The CEO of a failed artificial sweetener company was charged Tuesday with theft and securities fraud in Missouri for using bond revenues to avoid foreclosure on his Beverly Hills, Calif., home and for failing to tell the truth about the company’s troubled operations.
The charges announced by Attorney General Chris Koster cap a yearlong investigation into Bruce Cole, who was chairman and CEO of Mamtek U.S.
The company received $39 million in bonds from Moberly, Mo., and authorization for up to $17 million of state incentives to build an artificial sweetener factory in the city which Gov. Jay Nixon said would eventually employ more than 600 people. But construction was halted on the partially complete facility after Mamtek missed a bond payment in August 2011.

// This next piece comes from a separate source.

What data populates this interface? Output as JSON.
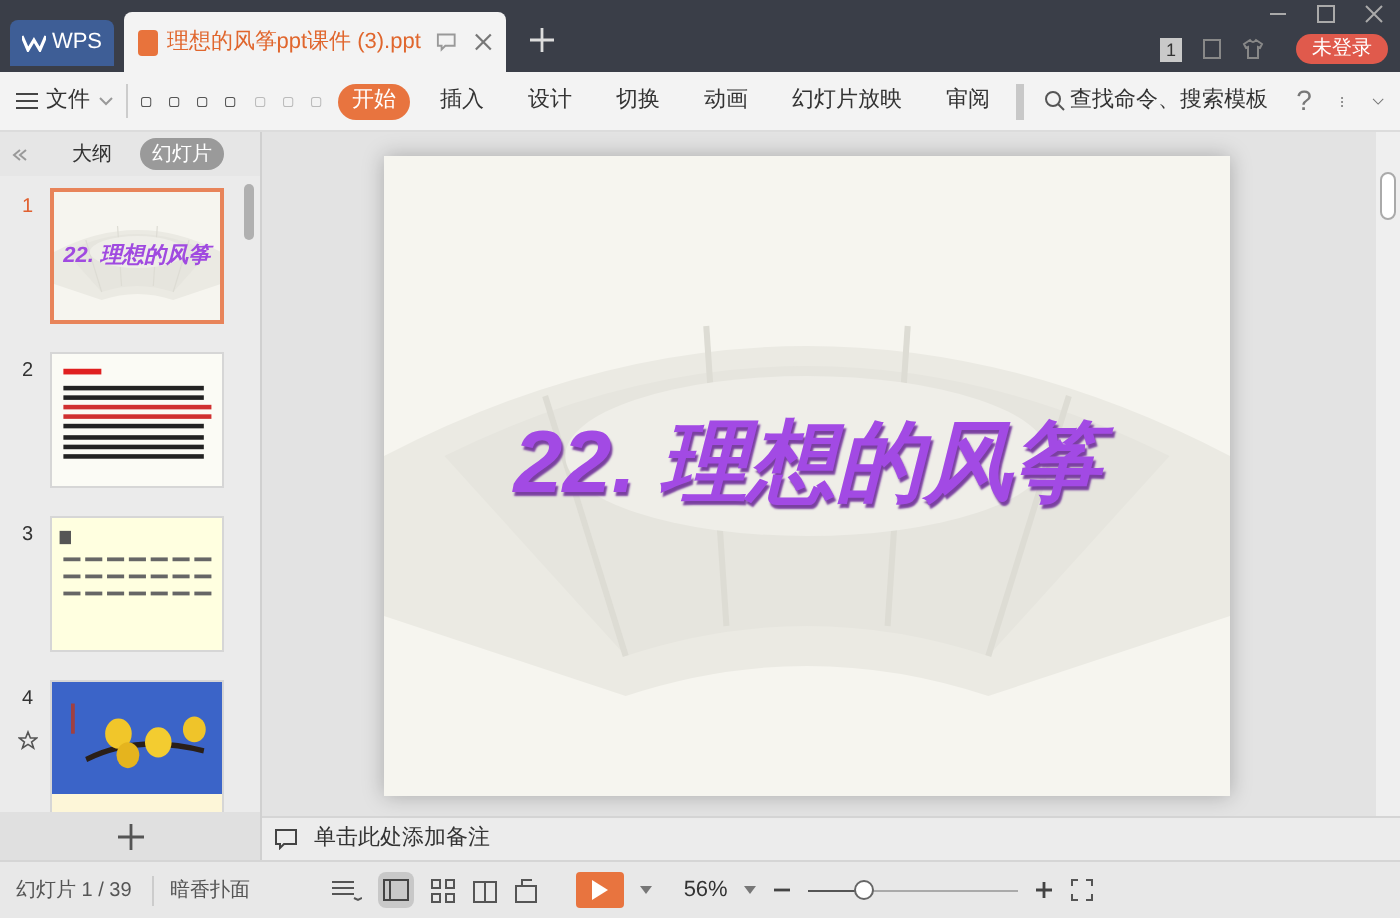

The board approved its share of $17 million in state and local tax incentives for the project’s first phase, confirmed John Fougere, director of communications at the Missouri Department of Economic Development. Missouri is expected to contribute about 25 percent of the bonds.
The Cardinals plan to have the first phase of the project complete by opening day 2014. The construction of the first phase of the project is anticipated to create more than 750 construction jobs and more than 430 permanent jobs, Cardinals officials said.
On July 6, the St. Louis Board of Aldermen gave its blessing for the development plan and subsidies for the Ballpark Village project, the $100 million first phase of which is set to begin construction this fall.
The Missouri Downtown Economic Stimulus Authority (MoDESA) voted unanimously on July 5 to approve the $17 million in MoDESA bonds for the project.
Missouri’s top lawyer sued a pair of St. Louis developers Friday, saying they squandered $2.4 million worth of state tax credits in the incomplete cleanup of a long-empty downtown building.
Attorney General Chris Koster filed the suit in St. Louis Circuit Court against Kevin McGowan and Nat Walsh over their failed redevelopment of the Cupples 9 building on Spruce St. west of Busch Stadium. He claims that their environmental consultant, in a report in 2010 at the end of the cleanup, stated that all lead paint had been removed. Later tests showed that it had not.
So, will governments learn not to ladle out money on developments? Of course not. The other government leaders were stoopid, and the current government leaders have a far keener eye and better readers of chicken guts.
But I find it encouraging that the St. Louis Post-Dispatch has a piece on another crony capitalist tool, the improvement district: Pennies add up as special taxing districts proliferate.